(498b) CFD Predictions of Power Dissipation and Related Hydrodynamic Effects for a Retreat-Bladed Impeller in a Stirred Vessel Under Different Baffling Configuration | AIChE

(498b) CFD Predictions of Power Dissipation and Related Hydrodynamic Effects for a Retreat-Bladed Impeller in a Stirred Vessel Under Different Baffling Configuration


Sirasitthichoke, C. - Presenter, New Jersey Institute of Technology
Armenante, P., New Jersey Institute of Technology
The manufacture of active pharmaceutical ingredient (API) in the pharmaceutical industry typically involves a number of fluid mixing and reaction operations, many of which are conducted in mechanically stirred, glass-lined tanks and reactors provided with a torispherical bottom and equipped with a single baffle and a retreat-blade impeller (RBI). The use of glass lining is critical to provide corrosion resistance, allow ease of cleanliness, and reduce product contamination. Still it requires coating with glass not just the internal wall of the tank, but also all components that may come in contact with the liquid contents, including the impeller and the baffles. This often results in the use of partial baffling, typically a beavertail baffle, which is mounted from the top of the reactor and inserted between the shaft and the tank wall. However, in other industrially relevant systems the more conventional four vertical baffles are mounted on the vessel wall, although in some pharmaceutical product manufacturing and applications (e.g., crystallization, biopharmaceutical processes, solid suspensions, etc.) unbaffled stirred vessels can also be found.

In previous work by our group, the power dissipated by the impeller, P, and the impeller Power Number, Po, which arecritical for scale-up purposes, especially when mass transfer operations are involved, were experimentally determined for systems commonly found in the pharmaceutical industry. This was achieved by measuring the power dissipated by an RBI under fully baffled, partially baffled, and unbaffled conditions, with different liquids, and under different hydrodynamic regimes (1<Re< 300,000) using a 61-Liter vessel that was built as an actual scaled-down replica of the glass-lined vessels typically used for API manufacturing in the pharmaceutical industry.

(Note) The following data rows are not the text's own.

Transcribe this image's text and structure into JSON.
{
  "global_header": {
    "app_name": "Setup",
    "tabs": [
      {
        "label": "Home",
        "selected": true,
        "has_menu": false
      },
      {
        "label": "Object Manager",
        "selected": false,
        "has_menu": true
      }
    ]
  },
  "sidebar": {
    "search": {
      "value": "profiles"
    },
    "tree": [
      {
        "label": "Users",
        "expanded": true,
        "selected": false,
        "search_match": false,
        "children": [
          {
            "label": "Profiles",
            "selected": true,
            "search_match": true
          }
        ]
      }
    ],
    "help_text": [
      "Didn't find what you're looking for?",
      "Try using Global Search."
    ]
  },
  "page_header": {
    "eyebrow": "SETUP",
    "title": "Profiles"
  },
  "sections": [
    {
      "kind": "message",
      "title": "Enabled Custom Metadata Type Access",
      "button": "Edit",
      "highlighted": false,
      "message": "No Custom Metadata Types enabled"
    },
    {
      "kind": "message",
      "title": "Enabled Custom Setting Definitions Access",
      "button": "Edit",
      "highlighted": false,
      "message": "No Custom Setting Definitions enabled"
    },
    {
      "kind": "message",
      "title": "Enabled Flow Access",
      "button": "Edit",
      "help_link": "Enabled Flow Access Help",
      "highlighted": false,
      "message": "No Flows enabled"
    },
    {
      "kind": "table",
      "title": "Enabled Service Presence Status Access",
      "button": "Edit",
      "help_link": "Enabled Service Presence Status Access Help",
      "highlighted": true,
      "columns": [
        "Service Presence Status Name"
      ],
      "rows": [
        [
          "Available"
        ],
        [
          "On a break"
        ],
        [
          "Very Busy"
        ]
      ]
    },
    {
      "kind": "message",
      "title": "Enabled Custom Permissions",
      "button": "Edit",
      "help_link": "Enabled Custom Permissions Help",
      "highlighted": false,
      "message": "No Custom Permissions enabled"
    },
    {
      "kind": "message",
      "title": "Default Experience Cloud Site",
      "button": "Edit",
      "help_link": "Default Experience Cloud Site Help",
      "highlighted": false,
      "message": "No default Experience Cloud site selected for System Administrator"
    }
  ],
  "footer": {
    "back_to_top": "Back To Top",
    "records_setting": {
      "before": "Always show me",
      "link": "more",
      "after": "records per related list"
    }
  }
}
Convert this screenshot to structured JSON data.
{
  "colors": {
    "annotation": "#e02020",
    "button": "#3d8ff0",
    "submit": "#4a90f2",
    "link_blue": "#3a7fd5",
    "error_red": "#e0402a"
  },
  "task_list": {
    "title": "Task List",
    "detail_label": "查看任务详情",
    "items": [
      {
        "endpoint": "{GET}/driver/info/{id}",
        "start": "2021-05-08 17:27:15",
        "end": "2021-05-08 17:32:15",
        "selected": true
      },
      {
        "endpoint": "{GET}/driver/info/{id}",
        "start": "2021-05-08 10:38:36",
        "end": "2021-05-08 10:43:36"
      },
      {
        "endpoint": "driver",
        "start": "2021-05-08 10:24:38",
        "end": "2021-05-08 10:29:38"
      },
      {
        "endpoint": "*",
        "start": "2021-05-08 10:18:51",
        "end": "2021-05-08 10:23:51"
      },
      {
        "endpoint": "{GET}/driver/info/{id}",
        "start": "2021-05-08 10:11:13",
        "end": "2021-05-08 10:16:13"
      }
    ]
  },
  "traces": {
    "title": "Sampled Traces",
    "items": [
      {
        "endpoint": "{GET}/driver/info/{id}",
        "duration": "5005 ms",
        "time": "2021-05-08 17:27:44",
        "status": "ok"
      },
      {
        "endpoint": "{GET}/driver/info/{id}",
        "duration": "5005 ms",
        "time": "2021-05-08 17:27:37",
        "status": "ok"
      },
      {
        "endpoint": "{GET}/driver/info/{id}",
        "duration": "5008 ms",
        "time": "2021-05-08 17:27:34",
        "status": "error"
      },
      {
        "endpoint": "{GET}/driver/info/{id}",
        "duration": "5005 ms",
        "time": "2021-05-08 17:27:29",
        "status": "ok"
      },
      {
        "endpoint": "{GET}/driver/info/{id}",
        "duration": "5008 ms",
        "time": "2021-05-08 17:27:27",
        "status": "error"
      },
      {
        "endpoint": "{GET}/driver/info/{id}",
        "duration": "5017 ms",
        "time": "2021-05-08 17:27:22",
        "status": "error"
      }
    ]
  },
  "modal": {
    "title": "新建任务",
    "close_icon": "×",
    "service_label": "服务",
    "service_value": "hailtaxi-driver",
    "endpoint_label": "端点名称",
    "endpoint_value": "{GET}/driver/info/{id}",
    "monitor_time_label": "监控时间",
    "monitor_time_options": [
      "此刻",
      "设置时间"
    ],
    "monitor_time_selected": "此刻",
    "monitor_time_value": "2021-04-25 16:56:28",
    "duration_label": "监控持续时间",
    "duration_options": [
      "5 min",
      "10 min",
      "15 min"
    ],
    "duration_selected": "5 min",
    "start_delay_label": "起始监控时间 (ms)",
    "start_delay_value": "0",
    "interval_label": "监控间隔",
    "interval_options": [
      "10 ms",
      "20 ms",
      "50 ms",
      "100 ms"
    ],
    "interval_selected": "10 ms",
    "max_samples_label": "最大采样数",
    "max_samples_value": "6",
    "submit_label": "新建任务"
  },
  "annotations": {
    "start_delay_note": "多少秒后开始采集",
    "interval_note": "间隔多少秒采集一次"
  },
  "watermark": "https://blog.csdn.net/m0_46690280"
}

In our present work, Computational Fluid Dynamics (CFD) was utilized to conduct detailed hydrodynamic simulations for the same systems, not only to determine the flow features of the different systems computationally but also to obtain relevant critical quantities such as the power dissipation and Power Number. Simulations were conducted for a variety of baffling configurations and operating conditions using different CFD approaches, turbulence models, and simulation software. The results indicate that the computational predictions typically compared well with the experimental data in all cases, thus validating the CFD approach. The information provided by this approach to understanding the different fluid-dynamics features of vessel-baffling configurations and the relevant effect of operating parameters is clearly beneficial for the selection, design and use of suitable vessels and reactors for industrial applications, and it is expected to be of value to the industrial practice.